On a philosophical level it makes sense that you can’t average across different utility functions. Utilities don’t measure absolute amounts of desirability. It’s not as though you can average liking X a lot with liking X a little and thereby get liking X moderately. Two agents, one of whom likes every possibility and the other of whom dislikes every possibility, can easily have the same utility function for those possibilities. Utilities show only relative desirabilities, and standings in two different hierarchies of relative desirability can’t be averaged together.
Note that—even in the worst-case scenario—formal problems with averaging across different utility functions do not mean that information about other people’s utilities has no bearing on what you should think about your own utilities. Suppose you’re uncertain about your own preferences, but have reason to believe that your preferences are similar to a friend’s preferences. Then learning that your friend prefers A to B can easily give you evidence that you prefer A to B. There are plenty of ways that the utilities of others can bear what one should think about one’s own utilities. The formal problems have a limited scope. The worry isn’t that information about other people’s utilities will be categorically unhelpful; the worry is that certain sorts of comparisons—including the sorts of comparisons that Pettigrew’s proposal requires—will not be possible.
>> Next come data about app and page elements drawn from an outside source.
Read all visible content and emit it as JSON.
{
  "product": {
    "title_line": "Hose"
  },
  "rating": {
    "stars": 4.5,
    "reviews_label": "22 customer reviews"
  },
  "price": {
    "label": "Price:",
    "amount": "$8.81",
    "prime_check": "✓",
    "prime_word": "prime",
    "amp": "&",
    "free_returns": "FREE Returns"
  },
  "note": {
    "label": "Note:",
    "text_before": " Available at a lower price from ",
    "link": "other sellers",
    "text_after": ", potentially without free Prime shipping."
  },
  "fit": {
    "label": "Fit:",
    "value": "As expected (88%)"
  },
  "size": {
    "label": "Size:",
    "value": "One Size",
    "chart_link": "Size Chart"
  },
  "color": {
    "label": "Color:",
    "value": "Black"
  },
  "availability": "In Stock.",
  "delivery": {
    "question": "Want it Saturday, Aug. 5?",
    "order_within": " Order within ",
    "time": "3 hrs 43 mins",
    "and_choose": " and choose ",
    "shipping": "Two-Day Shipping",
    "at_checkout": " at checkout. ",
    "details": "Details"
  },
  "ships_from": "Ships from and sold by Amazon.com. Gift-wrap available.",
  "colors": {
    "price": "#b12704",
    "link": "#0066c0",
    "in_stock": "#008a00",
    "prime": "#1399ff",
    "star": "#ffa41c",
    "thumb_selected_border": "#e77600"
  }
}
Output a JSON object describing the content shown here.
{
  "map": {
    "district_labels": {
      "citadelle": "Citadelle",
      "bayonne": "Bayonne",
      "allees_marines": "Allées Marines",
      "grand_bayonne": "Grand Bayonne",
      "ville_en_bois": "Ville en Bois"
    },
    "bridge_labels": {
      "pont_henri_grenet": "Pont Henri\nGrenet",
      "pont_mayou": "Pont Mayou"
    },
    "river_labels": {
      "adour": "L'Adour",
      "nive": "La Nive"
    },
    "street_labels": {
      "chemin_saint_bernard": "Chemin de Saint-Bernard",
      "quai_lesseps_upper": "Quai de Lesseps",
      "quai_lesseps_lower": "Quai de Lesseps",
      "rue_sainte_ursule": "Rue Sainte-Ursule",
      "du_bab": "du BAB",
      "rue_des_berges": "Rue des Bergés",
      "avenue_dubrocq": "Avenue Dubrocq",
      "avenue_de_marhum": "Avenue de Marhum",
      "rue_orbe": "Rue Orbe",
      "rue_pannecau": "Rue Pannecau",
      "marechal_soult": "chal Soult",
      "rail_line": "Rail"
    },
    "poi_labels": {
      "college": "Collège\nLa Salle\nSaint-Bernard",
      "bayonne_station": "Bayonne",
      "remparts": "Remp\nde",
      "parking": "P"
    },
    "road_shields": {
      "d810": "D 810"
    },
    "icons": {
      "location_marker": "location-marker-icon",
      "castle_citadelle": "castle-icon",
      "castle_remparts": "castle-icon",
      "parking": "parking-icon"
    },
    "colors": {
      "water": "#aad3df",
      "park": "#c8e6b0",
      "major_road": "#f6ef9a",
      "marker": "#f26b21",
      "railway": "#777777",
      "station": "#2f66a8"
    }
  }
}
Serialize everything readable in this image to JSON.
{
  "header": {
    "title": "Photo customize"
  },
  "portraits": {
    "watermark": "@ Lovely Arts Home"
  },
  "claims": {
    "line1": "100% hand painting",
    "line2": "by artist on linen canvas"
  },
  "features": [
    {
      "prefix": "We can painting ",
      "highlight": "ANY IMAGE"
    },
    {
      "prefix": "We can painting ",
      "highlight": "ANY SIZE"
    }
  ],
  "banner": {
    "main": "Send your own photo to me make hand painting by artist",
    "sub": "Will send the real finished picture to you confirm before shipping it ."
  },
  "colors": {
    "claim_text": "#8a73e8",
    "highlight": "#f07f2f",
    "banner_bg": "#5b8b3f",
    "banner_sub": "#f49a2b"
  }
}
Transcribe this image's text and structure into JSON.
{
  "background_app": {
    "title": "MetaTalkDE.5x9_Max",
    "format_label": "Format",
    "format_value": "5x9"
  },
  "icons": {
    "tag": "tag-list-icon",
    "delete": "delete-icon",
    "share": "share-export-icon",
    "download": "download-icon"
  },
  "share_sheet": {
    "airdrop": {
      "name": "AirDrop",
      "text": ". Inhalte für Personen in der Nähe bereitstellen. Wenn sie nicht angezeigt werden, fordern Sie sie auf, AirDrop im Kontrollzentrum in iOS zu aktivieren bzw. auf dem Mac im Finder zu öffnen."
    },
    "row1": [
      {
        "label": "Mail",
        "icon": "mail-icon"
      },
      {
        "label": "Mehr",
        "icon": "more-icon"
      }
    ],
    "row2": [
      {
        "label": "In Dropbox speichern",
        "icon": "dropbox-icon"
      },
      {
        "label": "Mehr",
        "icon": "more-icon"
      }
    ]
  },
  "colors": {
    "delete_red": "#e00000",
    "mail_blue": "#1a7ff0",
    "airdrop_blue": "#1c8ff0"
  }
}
One can, however, define non-standard utilities which express more than relative desirability according to some agent. The structural poverty of an interval scale can be enriched. And if one is to alter decision theory in the ways Pettigrew prescribes, then such enrichment is necessary.